New partnership to bring better health to Africa's refugees

UNHCR is teaming up with the pharmaceutical company Merck Sharp & Dohme (MSD) and the International Council of Nurses (ICN) to deliver the latest nursing knowledge and training to health professionals working with refugees in Africa. The Nursing Library Project is delivering 50 ICN/MSD Nursing Libraries for Refugee Health to health care workers in Tanzania and Zambia, which together host some 770,000 refugees.

GENEVA, Feb. 24 (UNHCR) - UNHCR has teamed up with the pharmaceutical company Merck Sharp & Dohme (MSD) and the International Council of Nurses (ICN) to deliver the latest nursing knowledge and training to health professionals working with refugees in Africa.

The Nursing Library Project, launched Friday at UNHCR's Geneva headquarters, will next month begin delivering 50 ICN

/ MSD Nursing Libraries for Refugee Health to health workers in Tanzania and Zambia, countries which together host some 770,000 refugees.
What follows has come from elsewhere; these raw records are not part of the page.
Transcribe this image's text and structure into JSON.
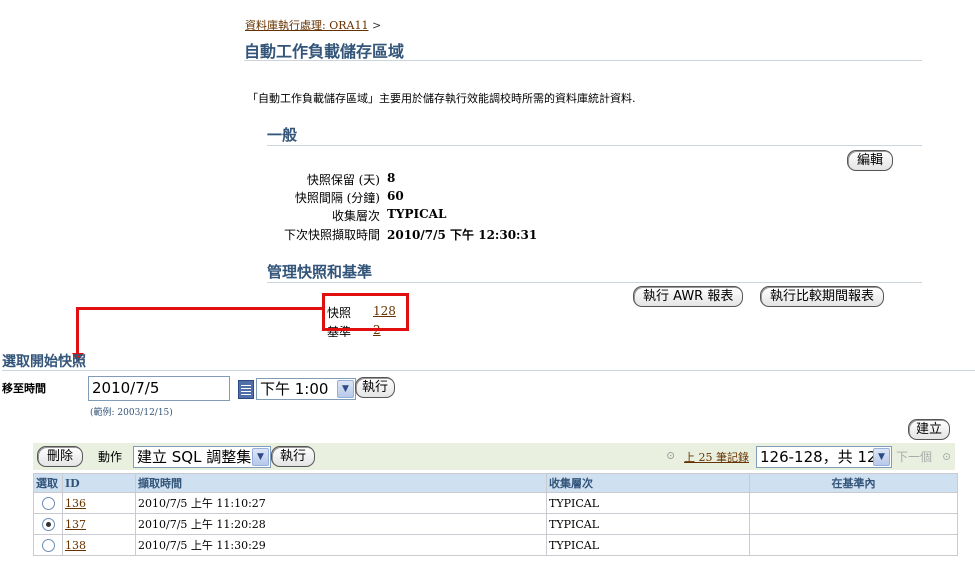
{
  "breadcrumb": {
    "link": "資料庫執行處理: ORA11",
    "sep": ">"
  },
  "page_title": "自動工作負載儲存區域",
  "description": "「自動工作負載儲存區域」主要用於儲存執行效能調校時所需的資料庫統計資料.",
  "general": {
    "heading": "一般",
    "edit_button": "編輯",
    "rows": [
      {
        "label": "快照保留 (天)",
        "value": "8"
      },
      {
        "label": "快照間隔 (分鐘)",
        "value": "60"
      },
      {
        "label": "收集層次",
        "value": "TYPICAL"
      },
      {
        "label": "下次快照擷取時間",
        "value": "2010/7/5 下午 12:30:31"
      }
    ]
  },
  "manage": {
    "heading": "管理快照和基準",
    "awr_button": "執行 AWR 報表",
    "compare_button": "執行比較期間報表",
    "snapshot_label": "快照",
    "snapshot_value": "128",
    "baseline_label": "基準",
    "baseline_value": "2"
  },
  "select_snapshot": {
    "heading": "選取開始快照",
    "goto_label": "移至時間",
    "date_value": "2010/7/5",
    "date_example": "(範例: 2003/12/15)",
    "time_value": "下午 1:00",
    "go_button": "執行",
    "create_button": "建立"
  },
  "toolbar": {
    "delete_button": "刪除",
    "action_label": "動作",
    "action_value": "建立 SQL 調整集",
    "go_button": "執行",
    "prev_link": "上 25 筆記錄",
    "range_value": "126-128，共 128",
    "next_label": "下一個"
  },
  "table": {
    "headers": [
      "選取",
      "ID",
      "擷取時間",
      "收集層次",
      "在基準內"
    ],
    "rows": [
      {
        "selected": false,
        "id": "136",
        "time": "2010/7/5 上午 11:10:27",
        "level": "TYPICAL",
        "baseline": ""
      },
      {
        "selected": true,
        "id": "137",
        "time": "2010/7/5 上午 11:20:28",
        "level": "TYPICAL",
        "baseline": ""
      },
      {
        "selected": false,
        "id": "138",
        "time": "2010/7/5 上午 11:30:29",
        "level": "TYPICAL",
        "baseline": ""
      }
    ]
  },
  "colors": {
    "accent": "#33557a",
    "link": "#663300",
    "highlight": "#e01010",
    "header_bg": "#cfe0f1"
  }
}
"Refugees are among the world's most vulnerable and excluded populations, and constantly face serious risks to their health," said UNHCR Deputy High Commissioner Wendy Chamberlin. "The health workers who work alongside UNHCR staff in the field rarely have up-to-date health care books and are far from well-furnished hospitals or expert advice on critical health issues. The access to current health information provided by the ICN / MSD Nursing Libraries and the related training will be a goldmine for them. This programme will help to fill a serious gap in refugee health care."

The ready-made portable libraries include the latest nursing and health care information and provide training to better meet refugee health needs. The libraries were developed in 2001 to provide up-to-date nursing and health information to nurses as well as to other health care staff working in remote areas in developing countries so they can better serve their communities. In 2004, UNHCR joined ICN / MSD in a pilot project that provided 12 of the libraries to refugee-affected areas in north-west Tanzania - eight in refugee camps and four in surrounding districts.
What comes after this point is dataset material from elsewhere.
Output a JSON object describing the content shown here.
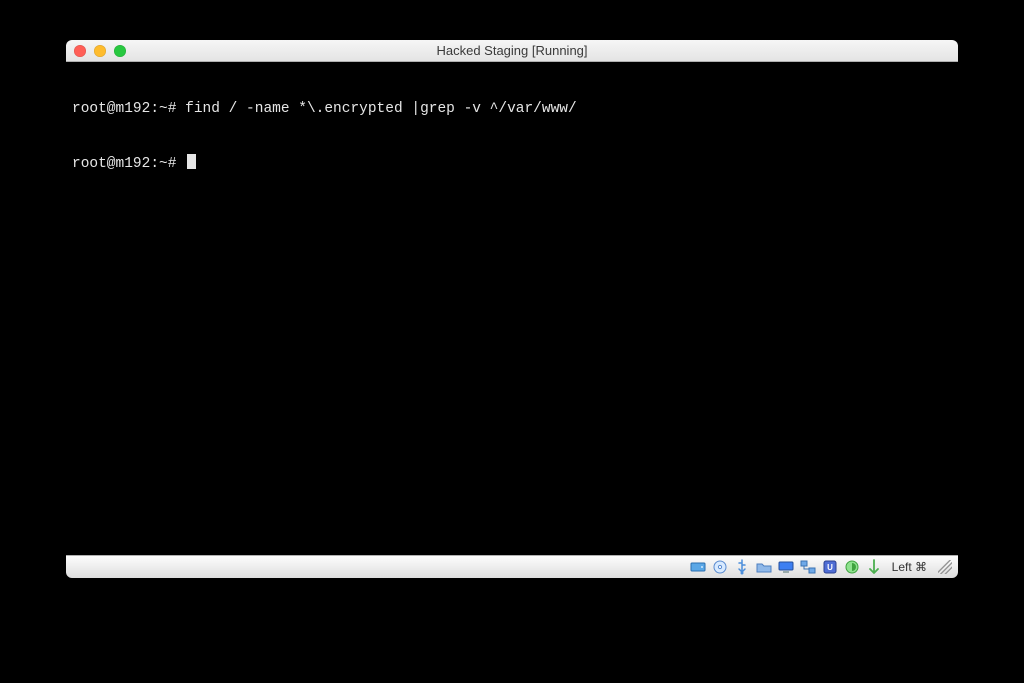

Following the success of that pilot scheme, the three partners are now expanding the project by sending 50 libraries to refugee-affected areas in Tanzania and Zambia. Of these, about 40 will be located in refugee camps and 10 in surrounding districts. Each library will be managed by a local co-ordinator under the supervision of UNHCR field staff and national nurses' associations. Over the next five years, the goal is to reach nurses and other health workers in refugee settings across Africa, improving the quality of care for millions of people.

"This is very motivating for the nurses to have access to updated resources they can use to improve their care to the patients," said Judith Oulton, Chief Executive Officer for the Geneva-based International Council of Nurses, a federation of 129 national associations representing more than 13 million nurses worldwide. "In the previous pilot projects we had, we saw that they were so hungry for up-to-date information, and that they would read a book from cover to cover."

Each library unit consists of a sturdy, transportable trunk that is resistant to moisture and insects. Each contains about 80 titles, covering topics ranging from family and community health, disease prevention and health promotion to surgery and anaesthesia, health services management and training.

"The concept of this library is that the books contained in it are accessible and nurses can apply the recommendations directly to their patients," said Nadine Cornier, UNHCR reproductive and child health officer.

Each library container costs $2,500, including transport to its final destination. As of early 2006, MSD and ICN had already distributed more than 140 mobile libraries in 16 countries - the vast majority in Africa.

"Through the Mobile Libraries, we can contribute our expertise in medicine and health to help address the education and training needs of nurses and at the same time build capacity and enhance the quality of health care for African communities," said Dr. Jeffrey L. Sturchio, Vice President, External Affairs, at MSD.

By Hélène Caux
in Geneva